● What this task involves
Go through the listing below and return each line that includes "date".

● Entries provided
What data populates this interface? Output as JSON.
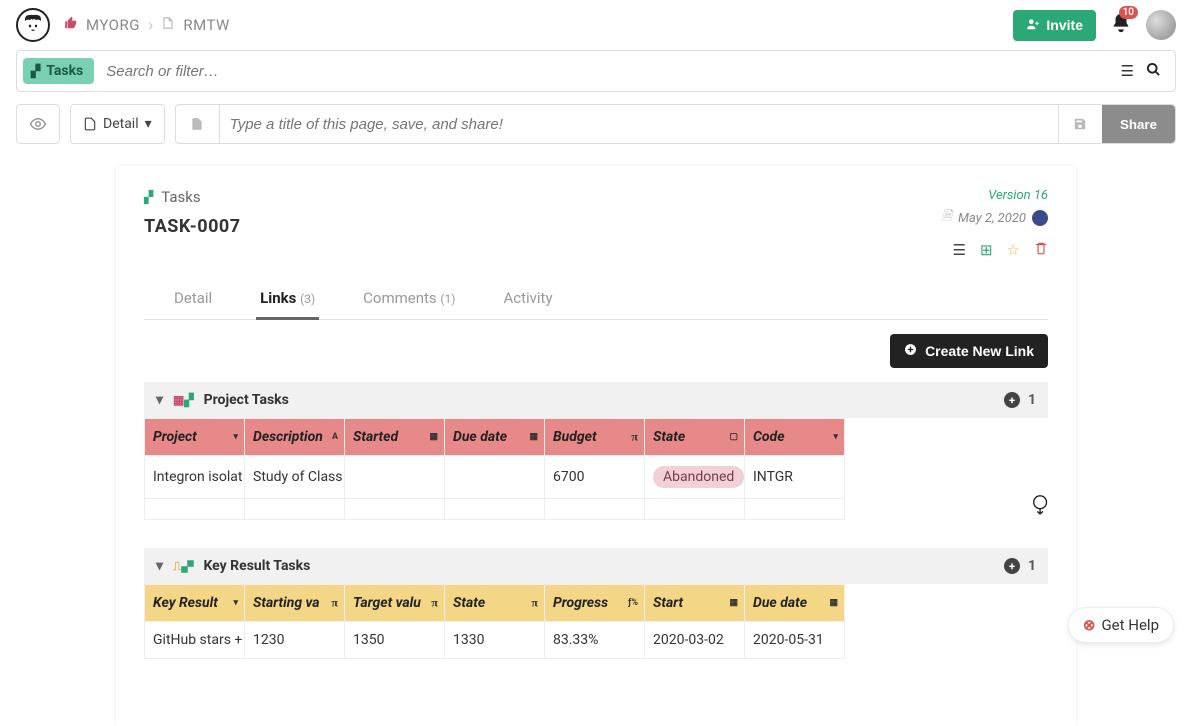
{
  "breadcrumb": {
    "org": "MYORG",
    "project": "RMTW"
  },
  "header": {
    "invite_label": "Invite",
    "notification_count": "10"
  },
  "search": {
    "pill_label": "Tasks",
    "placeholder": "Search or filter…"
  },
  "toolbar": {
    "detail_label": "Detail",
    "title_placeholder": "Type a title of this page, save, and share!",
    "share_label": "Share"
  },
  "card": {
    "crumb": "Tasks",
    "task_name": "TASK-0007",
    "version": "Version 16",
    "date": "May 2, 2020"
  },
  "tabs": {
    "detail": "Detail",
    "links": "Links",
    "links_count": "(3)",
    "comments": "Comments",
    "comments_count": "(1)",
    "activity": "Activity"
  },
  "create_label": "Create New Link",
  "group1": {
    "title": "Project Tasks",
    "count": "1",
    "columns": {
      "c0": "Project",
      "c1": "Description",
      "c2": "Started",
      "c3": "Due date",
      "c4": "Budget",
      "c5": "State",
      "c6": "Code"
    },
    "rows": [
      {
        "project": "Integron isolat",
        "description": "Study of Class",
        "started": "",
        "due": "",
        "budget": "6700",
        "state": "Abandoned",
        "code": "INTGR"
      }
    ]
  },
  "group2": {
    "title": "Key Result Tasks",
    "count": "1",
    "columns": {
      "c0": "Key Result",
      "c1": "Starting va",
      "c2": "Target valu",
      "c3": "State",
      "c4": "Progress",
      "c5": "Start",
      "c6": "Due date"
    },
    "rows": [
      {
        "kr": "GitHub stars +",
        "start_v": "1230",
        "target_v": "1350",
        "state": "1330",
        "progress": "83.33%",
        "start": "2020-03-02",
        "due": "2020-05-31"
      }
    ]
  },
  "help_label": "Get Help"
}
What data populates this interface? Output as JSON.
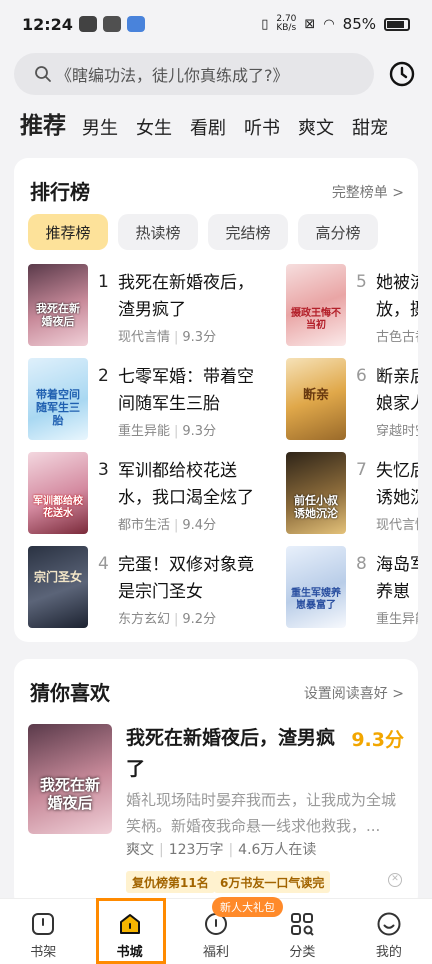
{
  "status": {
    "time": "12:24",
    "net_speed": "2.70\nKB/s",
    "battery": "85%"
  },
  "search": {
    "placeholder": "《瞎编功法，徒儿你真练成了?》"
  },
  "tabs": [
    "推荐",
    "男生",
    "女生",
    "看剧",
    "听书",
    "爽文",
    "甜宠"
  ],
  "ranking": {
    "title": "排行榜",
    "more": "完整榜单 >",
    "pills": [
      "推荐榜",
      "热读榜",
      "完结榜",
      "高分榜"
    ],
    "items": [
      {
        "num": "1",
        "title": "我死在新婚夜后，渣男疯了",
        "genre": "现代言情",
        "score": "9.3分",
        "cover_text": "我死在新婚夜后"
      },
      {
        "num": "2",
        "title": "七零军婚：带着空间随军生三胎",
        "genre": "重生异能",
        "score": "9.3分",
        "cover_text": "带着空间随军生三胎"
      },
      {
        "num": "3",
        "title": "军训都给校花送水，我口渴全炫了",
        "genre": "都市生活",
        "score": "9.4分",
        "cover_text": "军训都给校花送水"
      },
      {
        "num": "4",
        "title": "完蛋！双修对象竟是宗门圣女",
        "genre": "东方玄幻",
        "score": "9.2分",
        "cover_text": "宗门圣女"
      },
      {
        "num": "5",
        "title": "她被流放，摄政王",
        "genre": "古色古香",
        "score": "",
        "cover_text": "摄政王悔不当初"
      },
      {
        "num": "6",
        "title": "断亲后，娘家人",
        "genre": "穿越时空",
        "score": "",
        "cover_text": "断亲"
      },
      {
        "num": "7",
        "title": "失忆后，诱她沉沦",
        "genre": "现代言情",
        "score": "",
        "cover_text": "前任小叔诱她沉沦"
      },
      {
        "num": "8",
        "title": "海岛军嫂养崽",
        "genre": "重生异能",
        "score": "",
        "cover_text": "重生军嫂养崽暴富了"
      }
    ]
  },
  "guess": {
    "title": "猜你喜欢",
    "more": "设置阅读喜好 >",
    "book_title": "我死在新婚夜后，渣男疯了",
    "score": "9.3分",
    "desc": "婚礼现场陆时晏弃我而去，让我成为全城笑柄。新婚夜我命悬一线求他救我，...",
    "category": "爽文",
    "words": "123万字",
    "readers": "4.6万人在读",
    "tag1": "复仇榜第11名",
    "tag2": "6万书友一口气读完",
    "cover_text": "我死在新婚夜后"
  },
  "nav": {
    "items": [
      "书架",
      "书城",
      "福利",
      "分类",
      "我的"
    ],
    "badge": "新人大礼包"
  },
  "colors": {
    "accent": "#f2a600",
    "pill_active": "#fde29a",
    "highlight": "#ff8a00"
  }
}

● Answer
    "date": "May 2, 2020"
      "c3": "Due date",
      "c6": "Due date"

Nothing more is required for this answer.